Struy Lead Mines
(NH 3830 3790)
“The Struy lead mines (Six-inch ordnance Survey, Inverness-shire, 1876 sheet 17) are situated on the west side of Strathglass, about two miles south-west of Struy village, and comprise three distinct sets of small long-abandoned workings, two of them being in the nature of trials only.
All three workings are shown on the six-inch map, and are on veins traversing the Moine schists. The Geological Survey Memoir of the district says that four veins may be traced on the hill face between the Dun south of Struy school and Crelevan; if this is correct there are two outcrops I have not seen.
The mines are on what was until a few years ago part of Lord Lovat’s estate. The date of their discovery is not known, but they were apparently worked about the year 1818 by Thomas Alexander Fraser (afterwards 12th Lord Lovat) at the same time as his graphite mine in Strath Farrar; most of the work seems, however, to have been done by him between 1838 and 1845, when miners were brought from England [probably Cornwall] and housed in cottages specially built for them in Struy village. In 1864 the Loch na Meine workings were cleared and prospected, but since then no further work has been done.
The eariiest reference to the mines which I have been able to find is contained in G & P Anderson’s ‘Guide to the Highlands and Islands of Scotland’ (London, 1834, pp. 229, 539-540) in which it is stated that ‘ they were then abandoned, having been worked by Mr. Fraser of Lovat who’found them unprofitable owing to their small size, and the extreme hardness of the gneiss rock’; and again ‘Near Little Struy, a lead mine, situate in a thick vein of heavy spar, traversing gneiss, was some years ago opened by Mr. Fraser of Lovat, but it has been abandoned owing to its unproductiveness’.
There is also a brief account of the mines in the Geological Survey Memoir of the district, and a reproduction of this with a few additional notes appears in the Special Reports on the Mineral Resources of Great Britain.

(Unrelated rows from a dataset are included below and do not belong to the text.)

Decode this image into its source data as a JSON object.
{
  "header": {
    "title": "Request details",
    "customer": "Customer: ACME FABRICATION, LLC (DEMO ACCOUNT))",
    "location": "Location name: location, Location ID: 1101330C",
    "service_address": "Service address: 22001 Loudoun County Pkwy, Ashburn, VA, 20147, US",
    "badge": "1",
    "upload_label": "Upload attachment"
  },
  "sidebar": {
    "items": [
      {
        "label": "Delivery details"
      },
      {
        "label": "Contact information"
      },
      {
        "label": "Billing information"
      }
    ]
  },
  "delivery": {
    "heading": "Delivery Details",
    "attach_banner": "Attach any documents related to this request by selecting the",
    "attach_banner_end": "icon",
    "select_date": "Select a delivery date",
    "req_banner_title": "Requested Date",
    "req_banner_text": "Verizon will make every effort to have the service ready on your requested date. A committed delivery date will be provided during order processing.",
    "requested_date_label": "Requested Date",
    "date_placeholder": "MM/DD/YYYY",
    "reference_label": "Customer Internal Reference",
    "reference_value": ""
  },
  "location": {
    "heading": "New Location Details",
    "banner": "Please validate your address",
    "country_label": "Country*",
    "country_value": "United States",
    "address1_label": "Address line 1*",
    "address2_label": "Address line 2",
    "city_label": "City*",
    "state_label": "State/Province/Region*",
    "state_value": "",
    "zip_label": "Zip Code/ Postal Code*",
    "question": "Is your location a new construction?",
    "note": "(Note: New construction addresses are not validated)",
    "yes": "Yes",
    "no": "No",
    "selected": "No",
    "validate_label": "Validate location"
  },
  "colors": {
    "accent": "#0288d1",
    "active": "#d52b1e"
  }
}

It is probable that some further information could be Obtained by a search through the documents in Lord Lovat’s estate office.”
A further geological survey was undertaken by the Institute of Geological Sciences in 1974 and while it concluded that that there were indications that one lead vein extended further than was found while the mine was operating there were insufficient deposits to make them of economic importance.
The photo left is undated but almost certainly early 19th century while at the top of the page the photo shows what remained of the chimney in 2007. As with many other old abandoned features stones from the structure were removed to be used elsewhere.